* _Assignment_:
Where a line holds the word "file", copy it from the records.

Element data from apps and pages
• • • • • • •

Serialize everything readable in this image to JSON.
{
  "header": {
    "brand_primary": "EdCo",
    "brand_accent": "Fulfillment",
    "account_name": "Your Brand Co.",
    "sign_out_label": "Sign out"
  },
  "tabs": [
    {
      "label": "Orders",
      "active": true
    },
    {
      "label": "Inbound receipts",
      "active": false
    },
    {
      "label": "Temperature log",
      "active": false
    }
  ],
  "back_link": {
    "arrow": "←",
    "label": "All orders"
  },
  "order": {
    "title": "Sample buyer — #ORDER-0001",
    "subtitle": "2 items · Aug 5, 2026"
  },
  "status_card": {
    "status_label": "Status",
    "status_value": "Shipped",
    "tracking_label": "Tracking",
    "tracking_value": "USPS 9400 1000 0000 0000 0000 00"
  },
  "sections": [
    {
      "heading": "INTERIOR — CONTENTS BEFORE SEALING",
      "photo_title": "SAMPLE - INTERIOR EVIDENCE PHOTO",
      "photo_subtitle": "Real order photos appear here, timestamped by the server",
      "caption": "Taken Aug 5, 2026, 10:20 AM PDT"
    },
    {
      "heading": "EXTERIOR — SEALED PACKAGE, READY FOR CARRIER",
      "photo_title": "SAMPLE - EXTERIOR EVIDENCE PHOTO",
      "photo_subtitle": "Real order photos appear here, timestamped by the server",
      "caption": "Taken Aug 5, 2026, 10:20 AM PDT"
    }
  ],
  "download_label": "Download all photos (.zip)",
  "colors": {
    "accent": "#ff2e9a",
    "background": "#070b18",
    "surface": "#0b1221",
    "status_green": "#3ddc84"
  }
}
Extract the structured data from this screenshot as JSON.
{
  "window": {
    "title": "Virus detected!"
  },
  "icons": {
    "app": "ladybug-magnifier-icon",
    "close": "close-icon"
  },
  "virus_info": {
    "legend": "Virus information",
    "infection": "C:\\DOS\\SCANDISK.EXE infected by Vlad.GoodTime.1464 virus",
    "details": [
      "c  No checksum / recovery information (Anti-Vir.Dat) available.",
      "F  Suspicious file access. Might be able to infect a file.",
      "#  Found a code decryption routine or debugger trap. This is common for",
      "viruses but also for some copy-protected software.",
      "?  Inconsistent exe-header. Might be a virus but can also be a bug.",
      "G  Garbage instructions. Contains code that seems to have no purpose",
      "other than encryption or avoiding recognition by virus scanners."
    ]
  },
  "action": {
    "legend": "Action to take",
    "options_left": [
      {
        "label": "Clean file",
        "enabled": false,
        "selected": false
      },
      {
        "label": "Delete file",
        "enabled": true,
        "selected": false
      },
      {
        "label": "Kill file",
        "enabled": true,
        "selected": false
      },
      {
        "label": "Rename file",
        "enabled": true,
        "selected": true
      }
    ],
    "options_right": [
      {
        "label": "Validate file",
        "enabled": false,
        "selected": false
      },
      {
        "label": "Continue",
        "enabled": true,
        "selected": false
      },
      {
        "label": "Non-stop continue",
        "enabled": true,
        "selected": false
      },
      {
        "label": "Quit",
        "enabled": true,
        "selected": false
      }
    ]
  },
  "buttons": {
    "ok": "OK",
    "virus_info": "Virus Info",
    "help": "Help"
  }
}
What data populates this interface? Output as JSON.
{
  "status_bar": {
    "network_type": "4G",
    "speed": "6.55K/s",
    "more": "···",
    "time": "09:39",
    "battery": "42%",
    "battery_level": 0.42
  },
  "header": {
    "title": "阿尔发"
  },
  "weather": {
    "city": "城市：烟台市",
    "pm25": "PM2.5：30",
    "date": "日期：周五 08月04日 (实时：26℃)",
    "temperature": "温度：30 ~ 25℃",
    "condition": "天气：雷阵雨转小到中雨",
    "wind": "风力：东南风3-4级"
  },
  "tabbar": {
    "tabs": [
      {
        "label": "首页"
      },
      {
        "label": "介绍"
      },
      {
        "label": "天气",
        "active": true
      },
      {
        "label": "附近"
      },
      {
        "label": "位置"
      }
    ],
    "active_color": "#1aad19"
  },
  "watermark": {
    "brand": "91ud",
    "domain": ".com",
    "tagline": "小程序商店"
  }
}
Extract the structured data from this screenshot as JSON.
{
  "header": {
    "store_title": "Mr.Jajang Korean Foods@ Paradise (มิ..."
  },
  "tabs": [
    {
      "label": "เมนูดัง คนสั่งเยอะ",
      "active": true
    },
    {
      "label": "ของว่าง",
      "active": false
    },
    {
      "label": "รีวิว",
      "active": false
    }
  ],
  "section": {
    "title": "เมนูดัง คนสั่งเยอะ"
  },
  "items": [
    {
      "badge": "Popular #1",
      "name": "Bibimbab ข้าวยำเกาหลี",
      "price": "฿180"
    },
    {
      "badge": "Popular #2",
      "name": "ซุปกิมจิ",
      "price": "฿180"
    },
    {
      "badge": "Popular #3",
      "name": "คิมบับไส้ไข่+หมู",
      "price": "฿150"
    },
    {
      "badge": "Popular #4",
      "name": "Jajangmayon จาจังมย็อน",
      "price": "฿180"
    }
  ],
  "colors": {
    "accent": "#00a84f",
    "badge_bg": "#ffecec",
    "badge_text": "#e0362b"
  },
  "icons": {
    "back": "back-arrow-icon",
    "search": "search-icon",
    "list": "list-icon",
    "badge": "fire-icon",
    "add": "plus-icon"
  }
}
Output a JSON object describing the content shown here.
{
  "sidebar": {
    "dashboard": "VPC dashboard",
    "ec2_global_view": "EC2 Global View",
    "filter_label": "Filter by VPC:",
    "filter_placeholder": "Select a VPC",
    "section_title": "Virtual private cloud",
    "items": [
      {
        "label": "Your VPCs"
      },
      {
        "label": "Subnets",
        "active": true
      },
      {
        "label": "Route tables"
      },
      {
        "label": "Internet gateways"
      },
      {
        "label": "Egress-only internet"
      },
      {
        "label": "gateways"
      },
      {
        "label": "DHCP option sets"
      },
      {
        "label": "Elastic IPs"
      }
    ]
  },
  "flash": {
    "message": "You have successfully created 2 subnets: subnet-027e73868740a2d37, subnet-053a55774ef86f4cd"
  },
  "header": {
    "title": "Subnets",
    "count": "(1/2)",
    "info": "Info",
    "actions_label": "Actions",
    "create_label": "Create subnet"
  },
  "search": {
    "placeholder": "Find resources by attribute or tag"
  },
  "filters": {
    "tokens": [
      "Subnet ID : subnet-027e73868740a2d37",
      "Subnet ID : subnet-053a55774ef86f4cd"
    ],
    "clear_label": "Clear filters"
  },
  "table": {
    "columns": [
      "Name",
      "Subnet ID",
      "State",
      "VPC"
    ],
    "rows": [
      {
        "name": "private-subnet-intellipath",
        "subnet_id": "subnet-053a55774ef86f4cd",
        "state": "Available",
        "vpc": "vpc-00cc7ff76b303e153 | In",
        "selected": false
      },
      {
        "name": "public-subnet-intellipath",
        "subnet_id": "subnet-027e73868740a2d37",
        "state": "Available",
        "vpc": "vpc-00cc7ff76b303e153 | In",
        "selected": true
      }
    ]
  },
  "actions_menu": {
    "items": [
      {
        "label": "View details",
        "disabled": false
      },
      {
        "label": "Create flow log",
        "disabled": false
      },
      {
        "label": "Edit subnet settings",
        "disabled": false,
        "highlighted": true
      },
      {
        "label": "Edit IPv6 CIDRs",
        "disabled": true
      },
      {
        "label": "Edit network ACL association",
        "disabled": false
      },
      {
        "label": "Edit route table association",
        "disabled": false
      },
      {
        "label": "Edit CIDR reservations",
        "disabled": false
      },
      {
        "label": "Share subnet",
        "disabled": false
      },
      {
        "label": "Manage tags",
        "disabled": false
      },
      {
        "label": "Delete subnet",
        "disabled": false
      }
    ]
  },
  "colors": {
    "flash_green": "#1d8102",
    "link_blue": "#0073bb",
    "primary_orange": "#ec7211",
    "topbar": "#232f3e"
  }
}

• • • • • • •

* _Solution to the exercise_:
      "F  Suspicious file access. Might be able to infect a file.",
        "label": "Clean file",
        "label": "Delete file",
        "label": "Kill file",
        "label": "Rename file",
        "label": "Validate file",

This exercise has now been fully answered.